*About this task*
Pick the lines holding the string "Recording" out of the records and copy them.

*Records to process*
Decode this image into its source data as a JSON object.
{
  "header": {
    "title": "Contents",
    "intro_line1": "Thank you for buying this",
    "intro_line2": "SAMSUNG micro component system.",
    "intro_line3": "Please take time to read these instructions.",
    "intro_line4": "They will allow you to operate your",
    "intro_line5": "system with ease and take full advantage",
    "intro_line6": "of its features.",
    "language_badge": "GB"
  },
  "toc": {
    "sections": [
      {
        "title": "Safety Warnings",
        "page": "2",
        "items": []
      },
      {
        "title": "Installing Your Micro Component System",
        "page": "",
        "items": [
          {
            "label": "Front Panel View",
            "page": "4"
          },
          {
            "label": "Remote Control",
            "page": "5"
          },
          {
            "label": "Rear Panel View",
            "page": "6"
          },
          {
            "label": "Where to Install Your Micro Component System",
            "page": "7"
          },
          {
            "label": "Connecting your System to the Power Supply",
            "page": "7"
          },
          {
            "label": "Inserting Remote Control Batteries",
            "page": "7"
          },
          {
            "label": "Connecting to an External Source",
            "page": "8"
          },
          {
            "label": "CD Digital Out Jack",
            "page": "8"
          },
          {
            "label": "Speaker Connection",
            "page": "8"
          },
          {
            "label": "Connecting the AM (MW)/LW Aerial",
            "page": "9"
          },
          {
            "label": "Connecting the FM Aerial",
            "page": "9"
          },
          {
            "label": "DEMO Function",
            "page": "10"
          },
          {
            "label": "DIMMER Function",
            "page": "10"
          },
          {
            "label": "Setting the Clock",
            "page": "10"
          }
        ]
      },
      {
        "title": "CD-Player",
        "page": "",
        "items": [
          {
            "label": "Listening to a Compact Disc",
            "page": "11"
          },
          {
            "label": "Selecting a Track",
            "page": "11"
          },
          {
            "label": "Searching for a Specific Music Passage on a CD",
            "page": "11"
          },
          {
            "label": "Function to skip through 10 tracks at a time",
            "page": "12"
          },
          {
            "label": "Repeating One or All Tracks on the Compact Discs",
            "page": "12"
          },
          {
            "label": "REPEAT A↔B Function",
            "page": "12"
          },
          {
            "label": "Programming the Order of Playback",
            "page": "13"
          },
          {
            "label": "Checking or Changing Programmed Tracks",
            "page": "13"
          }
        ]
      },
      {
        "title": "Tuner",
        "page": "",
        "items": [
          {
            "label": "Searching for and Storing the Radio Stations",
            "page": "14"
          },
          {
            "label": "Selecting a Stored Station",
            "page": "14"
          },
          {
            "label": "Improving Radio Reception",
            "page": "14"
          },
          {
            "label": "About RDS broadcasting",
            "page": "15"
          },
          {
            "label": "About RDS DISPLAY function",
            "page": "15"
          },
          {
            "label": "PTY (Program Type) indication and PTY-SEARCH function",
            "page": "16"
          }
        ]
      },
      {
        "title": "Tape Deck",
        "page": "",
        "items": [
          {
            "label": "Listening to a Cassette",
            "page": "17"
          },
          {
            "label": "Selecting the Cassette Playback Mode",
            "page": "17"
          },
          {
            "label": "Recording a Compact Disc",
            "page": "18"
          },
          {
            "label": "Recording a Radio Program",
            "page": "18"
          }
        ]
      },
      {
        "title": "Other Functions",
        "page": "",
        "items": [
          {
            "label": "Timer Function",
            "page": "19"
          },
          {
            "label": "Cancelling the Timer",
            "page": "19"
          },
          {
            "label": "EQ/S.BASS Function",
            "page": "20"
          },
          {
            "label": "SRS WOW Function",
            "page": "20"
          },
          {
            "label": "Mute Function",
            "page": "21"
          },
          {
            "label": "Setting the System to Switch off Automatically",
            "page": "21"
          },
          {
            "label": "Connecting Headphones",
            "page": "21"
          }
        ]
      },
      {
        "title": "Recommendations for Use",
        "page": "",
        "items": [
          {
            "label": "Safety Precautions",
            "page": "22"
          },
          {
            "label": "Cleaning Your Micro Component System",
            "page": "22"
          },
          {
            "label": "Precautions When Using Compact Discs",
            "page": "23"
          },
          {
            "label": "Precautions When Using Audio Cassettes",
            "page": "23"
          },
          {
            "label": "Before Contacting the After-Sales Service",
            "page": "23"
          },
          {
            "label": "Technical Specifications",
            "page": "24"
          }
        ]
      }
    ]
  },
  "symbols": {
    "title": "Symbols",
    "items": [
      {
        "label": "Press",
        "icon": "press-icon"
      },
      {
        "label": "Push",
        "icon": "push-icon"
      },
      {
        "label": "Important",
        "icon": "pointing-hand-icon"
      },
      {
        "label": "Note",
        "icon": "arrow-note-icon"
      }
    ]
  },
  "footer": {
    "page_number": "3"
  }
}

*Result*
            "label": "Recording a Compact Disc",
            "label": "Recording a Radio Program",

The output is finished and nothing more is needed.